Beyond any words. In my opinion, the inability to admit that the policy was a mistake from the beginning is the main problem. Admission of failure = failure at the Ballot Box. Except in jolly old China, of course.

Christopher Barclay
Christopher Barclay
4 months ago

Looks like we have come full circle. The wet markets in Wuhan were blamed to hide the obvious explanation for the virus: that it had escaped from the Institute of Virology in the city.

Josh Woods
Josh Woods
4 months ago

This hamstercide eerily reminds me of a certain nefarious policy initiated by Null Ferguson(misspelling intentional) during the foot-and-mouth disease saga, and I bet most of my fellow UnHerd readers know which one I’m implying. And also the culling of shelter dogs in Australia during the Delta outbreak. And remind me again what THAT quote by Mark Twain was?

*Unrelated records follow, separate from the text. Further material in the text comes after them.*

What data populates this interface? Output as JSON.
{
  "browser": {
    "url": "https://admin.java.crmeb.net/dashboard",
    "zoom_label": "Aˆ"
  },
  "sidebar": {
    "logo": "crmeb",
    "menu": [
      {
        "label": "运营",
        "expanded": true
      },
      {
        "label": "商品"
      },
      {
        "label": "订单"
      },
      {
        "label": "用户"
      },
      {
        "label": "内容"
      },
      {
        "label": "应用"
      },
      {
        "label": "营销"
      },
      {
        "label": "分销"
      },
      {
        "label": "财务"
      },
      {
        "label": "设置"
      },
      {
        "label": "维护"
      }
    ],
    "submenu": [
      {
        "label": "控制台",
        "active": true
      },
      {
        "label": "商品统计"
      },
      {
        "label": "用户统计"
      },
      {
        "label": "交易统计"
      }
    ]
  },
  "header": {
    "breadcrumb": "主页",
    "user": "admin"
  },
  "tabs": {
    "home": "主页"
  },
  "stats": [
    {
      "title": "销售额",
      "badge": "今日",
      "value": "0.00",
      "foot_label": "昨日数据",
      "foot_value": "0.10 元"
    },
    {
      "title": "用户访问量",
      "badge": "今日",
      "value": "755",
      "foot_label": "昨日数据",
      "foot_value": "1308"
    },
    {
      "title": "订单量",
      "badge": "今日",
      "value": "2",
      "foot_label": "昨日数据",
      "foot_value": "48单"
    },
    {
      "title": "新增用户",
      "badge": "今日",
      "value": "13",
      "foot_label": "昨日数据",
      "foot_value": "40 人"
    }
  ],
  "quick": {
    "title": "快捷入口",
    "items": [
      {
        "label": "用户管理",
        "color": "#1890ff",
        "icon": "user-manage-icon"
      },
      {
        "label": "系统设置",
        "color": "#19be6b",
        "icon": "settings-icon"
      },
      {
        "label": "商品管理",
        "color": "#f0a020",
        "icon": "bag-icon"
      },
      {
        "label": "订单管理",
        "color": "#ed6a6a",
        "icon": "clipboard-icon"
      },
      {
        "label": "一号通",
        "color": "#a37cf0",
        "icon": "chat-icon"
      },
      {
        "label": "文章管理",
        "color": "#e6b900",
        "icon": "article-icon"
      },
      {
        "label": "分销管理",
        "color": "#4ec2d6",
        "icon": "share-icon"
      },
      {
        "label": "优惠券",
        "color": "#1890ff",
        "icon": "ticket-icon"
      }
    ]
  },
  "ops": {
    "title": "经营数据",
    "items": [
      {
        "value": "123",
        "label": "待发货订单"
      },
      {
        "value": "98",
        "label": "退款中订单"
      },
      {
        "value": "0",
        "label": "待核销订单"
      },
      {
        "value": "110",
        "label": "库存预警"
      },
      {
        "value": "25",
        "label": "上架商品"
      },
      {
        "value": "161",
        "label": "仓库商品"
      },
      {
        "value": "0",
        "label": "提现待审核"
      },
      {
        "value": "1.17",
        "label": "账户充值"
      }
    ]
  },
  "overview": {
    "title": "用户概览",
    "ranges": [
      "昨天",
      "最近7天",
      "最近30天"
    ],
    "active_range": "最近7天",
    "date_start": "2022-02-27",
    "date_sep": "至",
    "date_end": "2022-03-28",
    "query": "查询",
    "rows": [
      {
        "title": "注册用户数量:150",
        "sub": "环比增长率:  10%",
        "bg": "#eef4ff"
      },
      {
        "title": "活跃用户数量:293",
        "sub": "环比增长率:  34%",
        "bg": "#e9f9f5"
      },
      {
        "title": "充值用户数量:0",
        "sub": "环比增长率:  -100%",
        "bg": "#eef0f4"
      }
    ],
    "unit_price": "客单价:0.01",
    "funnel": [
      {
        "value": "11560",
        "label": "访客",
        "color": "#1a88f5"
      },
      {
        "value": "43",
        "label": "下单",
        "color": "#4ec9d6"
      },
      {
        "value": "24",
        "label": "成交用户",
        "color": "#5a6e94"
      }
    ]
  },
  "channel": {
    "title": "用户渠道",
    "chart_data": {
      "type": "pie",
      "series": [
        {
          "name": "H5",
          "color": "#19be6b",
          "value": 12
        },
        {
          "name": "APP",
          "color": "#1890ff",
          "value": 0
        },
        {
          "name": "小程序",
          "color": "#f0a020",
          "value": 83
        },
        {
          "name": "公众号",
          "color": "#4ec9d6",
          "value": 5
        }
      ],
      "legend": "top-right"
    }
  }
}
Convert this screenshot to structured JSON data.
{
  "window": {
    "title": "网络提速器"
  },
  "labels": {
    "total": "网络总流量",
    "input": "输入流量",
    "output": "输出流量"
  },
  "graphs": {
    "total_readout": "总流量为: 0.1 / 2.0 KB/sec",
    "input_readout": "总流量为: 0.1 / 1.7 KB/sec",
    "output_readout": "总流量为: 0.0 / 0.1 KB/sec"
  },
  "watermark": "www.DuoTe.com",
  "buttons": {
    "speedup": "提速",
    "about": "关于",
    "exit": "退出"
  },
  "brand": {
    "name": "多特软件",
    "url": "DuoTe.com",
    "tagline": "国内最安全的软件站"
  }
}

Last edited 4 months ago by Josh Woods
Alka Hughes-Hallett
Alka Hughes-Hallett
4 months ago

I think – Hamsters are the lucky ones. In more ways than one. I cannot contemplate the conditions and treatment of pets in HK. Cooped up in small flats, in heat and cold . I used to live there & once saw a bunny in the car park of my building. Clearly the owner had too much and let it loose . No one came to claim it, the guard kept it but who knows if it ended up in his pot.